* _What is required_
What is needed is a verbatim copy of the data, minus the pictures.

* _Data to use_
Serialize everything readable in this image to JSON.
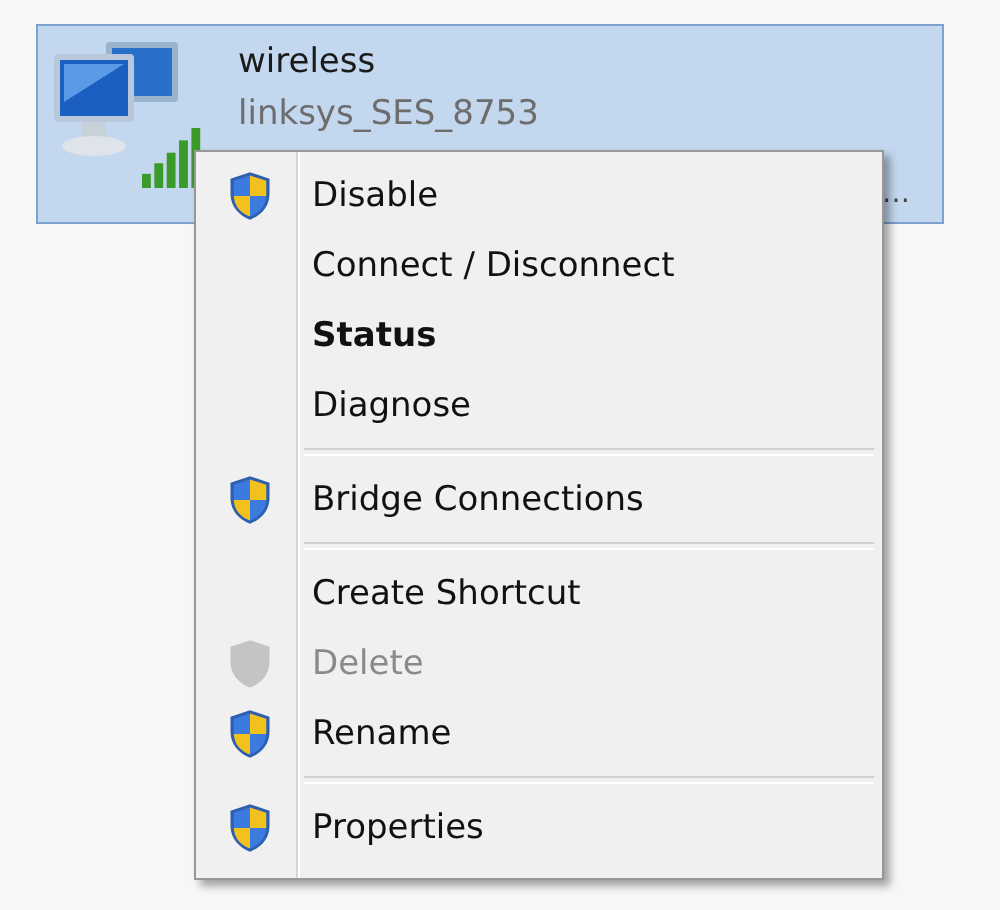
{
  "connection": {
    "name": "wireless",
    "network": "linksys_SES_8753",
    "device_tail": "…",
    "selected": true
  },
  "menu": [
    {
      "kind": "item",
      "label": "Disable",
      "shield": true,
      "bold": false,
      "disabled": false
    },
    {
      "kind": "item",
      "label": "Connect / Disconnect",
      "shield": false,
      "bold": false,
      "disabled": false
    },
    {
      "kind": "item",
      "label": "Status",
      "shield": false,
      "bold": true,
      "disabled": false
    },
    {
      "kind": "item",
      "label": "Diagnose",
      "shield": false,
      "bold": false,
      "disabled": false
    },
    {
      "kind": "separator"
    },
    {
      "kind": "item",
      "label": "Bridge Connections",
      "shield": true,
      "bold": false,
      "disabled": false
    },
    {
      "kind": "separator"
    },
    {
      "kind": "item",
      "label": "Create Shortcut",
      "shield": false,
      "bold": false,
      "disabled": false
    },
    {
      "kind": "item",
      "label": "Delete",
      "shield": true,
      "bold": false,
      "disabled": true
    },
    {
      "kind": "item",
      "label": "Rename",
      "shield": true,
      "bold": false,
      "disabled": false
    },
    {
      "kind": "separator"
    },
    {
      "kind": "item",
      "label": "Properties",
      "shield": true,
      "bold": false,
      "disabled": false
    }
  ]
}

* _Output below_
Serialize everything readable in this image to JSON.
{
  "connection": {
    "name": "wireless",
    "network": "linksys_SES_8753",
    "device_tail": "…",
    "selected": true
  },
  "menu": [
    {
      "kind": "item",
      "label": "Disable",
      "shield": true,
      "bold": false,
      "disabled": false
    },
    {
      "kind": "item",
      "label": "Connect / Disconnect",
      "shield": false,
      "bold": false,
      "disabled": false
    },
    {
      "kind": "item",
      "label": "Status",
      "shield": false,
      "bold": true,
      "disabled": false
    },
    {
      "kind": "item",
      "label": "Diagnose",
      "shield": false,
      "bold": false,
      "disabled": false
    },
    {
      "kind": "separator"
    },
    {
      "kind": "item",
      "label": "Bridge Connections",
      "shield": true,
      "bold": false,
      "disabled": false
    },
    {
      "kind": "separator"
    },
    {
      "kind": "item",
      "label": "Create Shortcut",
      "shield": false,
      "bold": false,
      "disabled": false
    },
    {
      "kind": "item",
      "label": "Delete",
      "shield": true,
      "bold": false,
      "disabled": true
    },
    {
      "kind": "item",
      "label": "Rename",
      "shield": true,
      "bold": false,
      "disabled": false
    },
    {
      "kind": "separator"
    },
    {
      "kind": "item",
      "label": "Properties",
      "shield": true,
      "bold": false,
      "disabled": false
    }
  ]
}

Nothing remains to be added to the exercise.